- **Problem to solve**:
Those lines of the data that hold the word "crispy" are to be copied out.

- **Given records**:

***

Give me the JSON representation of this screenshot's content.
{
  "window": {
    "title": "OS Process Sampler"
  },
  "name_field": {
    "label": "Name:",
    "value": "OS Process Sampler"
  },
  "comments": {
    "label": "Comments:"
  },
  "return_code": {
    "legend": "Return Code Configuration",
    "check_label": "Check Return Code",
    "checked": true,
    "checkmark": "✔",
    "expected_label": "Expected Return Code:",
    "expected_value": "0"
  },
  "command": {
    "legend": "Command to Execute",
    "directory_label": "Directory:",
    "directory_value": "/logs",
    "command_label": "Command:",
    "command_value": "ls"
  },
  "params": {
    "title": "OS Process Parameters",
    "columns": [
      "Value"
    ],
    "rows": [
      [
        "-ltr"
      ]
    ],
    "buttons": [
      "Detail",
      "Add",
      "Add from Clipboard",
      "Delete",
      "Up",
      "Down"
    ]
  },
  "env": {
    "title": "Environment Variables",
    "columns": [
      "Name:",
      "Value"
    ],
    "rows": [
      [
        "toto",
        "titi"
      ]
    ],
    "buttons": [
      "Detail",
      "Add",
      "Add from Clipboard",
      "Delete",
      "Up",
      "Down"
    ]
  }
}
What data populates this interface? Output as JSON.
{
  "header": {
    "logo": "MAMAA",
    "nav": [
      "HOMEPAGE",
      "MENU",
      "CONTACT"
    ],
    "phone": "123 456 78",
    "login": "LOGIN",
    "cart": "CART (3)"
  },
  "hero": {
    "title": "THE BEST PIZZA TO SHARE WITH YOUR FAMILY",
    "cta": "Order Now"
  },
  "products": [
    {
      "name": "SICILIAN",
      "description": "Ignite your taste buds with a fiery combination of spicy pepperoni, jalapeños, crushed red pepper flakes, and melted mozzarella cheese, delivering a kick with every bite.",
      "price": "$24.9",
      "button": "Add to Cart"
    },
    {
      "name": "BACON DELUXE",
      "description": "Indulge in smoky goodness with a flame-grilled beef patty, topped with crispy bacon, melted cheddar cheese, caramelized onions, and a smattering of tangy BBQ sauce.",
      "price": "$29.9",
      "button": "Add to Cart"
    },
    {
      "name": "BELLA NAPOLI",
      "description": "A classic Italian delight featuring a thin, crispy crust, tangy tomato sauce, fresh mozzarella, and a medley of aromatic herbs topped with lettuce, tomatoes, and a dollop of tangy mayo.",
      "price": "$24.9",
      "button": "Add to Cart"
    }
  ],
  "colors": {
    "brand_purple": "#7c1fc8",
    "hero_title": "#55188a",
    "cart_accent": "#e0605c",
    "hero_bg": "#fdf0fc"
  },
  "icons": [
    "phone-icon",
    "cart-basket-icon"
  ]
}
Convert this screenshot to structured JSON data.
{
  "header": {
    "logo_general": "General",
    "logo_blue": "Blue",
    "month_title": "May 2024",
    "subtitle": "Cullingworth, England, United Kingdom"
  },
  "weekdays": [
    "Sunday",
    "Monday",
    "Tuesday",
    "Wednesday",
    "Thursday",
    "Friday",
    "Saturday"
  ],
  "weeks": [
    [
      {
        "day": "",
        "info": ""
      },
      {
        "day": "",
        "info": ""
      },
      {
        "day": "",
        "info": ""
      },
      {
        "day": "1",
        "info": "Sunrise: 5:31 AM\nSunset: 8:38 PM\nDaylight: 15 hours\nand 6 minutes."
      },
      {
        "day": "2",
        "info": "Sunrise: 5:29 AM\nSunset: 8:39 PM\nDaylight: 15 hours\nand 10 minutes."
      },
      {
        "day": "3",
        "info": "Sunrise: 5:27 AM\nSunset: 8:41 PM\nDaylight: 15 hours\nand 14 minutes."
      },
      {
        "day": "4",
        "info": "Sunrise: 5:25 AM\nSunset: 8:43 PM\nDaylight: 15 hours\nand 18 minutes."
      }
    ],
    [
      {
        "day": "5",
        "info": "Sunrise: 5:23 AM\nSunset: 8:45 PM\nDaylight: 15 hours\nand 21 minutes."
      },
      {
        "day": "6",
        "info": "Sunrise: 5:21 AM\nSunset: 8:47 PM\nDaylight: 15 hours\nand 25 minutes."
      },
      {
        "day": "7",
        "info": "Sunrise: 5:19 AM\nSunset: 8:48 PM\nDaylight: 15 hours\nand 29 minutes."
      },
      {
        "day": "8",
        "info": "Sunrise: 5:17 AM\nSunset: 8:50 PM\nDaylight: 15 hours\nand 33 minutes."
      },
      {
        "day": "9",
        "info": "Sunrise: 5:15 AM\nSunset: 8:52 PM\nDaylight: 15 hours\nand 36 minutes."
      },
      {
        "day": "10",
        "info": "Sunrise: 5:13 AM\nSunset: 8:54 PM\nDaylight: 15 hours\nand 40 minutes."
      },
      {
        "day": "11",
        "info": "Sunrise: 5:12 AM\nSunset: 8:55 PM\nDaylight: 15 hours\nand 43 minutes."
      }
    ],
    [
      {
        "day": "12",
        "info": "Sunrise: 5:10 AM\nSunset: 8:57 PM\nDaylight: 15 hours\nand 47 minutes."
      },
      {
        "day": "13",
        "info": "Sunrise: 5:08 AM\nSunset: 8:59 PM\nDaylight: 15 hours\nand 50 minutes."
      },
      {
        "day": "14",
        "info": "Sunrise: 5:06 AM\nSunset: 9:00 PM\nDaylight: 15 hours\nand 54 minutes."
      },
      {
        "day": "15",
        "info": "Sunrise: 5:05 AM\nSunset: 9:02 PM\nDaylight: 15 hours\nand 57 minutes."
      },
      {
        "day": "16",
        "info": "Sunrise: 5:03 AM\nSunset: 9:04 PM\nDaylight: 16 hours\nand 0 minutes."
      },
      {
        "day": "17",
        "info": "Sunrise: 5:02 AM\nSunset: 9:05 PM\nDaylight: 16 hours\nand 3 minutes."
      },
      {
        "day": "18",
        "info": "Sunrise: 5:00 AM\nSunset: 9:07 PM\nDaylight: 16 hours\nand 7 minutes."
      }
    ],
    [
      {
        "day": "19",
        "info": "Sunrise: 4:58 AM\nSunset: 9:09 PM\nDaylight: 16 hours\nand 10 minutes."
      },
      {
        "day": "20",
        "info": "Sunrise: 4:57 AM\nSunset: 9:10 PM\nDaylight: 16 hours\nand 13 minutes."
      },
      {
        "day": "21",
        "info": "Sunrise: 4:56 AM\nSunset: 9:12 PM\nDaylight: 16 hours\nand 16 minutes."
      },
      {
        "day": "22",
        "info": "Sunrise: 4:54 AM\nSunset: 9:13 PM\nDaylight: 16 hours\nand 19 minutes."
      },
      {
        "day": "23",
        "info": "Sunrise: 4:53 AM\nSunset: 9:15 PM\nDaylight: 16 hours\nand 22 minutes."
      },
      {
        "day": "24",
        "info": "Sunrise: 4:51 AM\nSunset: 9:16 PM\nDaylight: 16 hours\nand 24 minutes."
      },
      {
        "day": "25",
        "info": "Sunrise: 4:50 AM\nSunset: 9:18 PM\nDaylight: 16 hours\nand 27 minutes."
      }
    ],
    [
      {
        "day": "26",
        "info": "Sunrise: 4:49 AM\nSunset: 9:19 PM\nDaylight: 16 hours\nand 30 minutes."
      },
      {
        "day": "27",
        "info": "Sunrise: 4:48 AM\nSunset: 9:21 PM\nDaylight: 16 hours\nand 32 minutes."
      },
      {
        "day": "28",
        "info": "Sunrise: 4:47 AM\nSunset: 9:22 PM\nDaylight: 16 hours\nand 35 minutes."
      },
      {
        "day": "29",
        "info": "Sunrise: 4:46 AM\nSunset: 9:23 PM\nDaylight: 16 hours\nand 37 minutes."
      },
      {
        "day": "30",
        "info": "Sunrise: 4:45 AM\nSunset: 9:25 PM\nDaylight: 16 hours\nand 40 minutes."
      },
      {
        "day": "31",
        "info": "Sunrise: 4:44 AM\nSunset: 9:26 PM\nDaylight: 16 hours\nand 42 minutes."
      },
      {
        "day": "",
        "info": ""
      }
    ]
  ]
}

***

- **Written reply**:
      "description": "Indulge in smoky goodness with a flame-grilled beef patty, topped with crispy bacon, melted cheddar cheese, caramelized onions, and a smattering of tangy BBQ sauce.",
      "description": "A classic Italian delight featuring a thin, crispy crust, tangy tomato sauce, fresh mozzarella, and a medley of aromatic herbs topped with lettuce, tomatoes, and a dollop of tangy mayo.",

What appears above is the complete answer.